Net neutrality is the principle that Internet service providers (ISPs) must treat all information transmitted over the Internet equally. It prevents ISPs from discriminating based on the user, the content, or anything else such as the origin or destination of the content. When net neutrality is enforced, ISPs are not allowed to slow down the connection to or charge extra money for visiting certain websites. They also may not block certain websites or content entirely. This principle has also been described as the “end-to-end” principle. In other words, it is the users at each end of the network in question that decide what the network is used for, not the network operator.
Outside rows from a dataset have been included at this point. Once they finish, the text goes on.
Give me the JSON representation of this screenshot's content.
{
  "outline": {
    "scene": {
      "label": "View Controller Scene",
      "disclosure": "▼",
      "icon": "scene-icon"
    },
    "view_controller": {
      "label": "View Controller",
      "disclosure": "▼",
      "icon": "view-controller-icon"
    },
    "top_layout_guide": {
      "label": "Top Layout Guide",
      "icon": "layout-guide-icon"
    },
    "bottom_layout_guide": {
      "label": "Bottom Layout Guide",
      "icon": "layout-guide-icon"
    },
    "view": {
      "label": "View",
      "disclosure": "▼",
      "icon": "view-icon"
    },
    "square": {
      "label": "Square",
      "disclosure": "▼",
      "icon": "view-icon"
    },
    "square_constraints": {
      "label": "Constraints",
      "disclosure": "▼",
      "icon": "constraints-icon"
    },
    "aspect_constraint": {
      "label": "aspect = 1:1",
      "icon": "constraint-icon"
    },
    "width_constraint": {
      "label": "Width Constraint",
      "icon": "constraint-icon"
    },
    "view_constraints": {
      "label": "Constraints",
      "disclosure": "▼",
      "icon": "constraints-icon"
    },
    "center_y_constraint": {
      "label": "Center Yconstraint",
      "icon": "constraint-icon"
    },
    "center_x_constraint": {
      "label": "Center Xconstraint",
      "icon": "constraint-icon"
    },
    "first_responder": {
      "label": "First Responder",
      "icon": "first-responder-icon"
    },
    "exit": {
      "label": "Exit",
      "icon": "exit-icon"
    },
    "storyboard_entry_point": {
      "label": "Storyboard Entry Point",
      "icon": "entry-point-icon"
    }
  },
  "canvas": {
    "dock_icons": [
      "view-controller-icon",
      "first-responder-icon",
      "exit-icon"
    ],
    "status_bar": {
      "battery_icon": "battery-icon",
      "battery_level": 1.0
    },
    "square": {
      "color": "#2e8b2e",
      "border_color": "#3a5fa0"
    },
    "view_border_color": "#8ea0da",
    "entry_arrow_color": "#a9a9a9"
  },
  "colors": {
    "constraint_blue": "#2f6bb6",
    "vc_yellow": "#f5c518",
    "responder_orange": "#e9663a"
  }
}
Typically, net neutrality also means that ISPs can only charge users once for Internet access.
Premium Content For:
- Solo, Small Firm and General Practice Division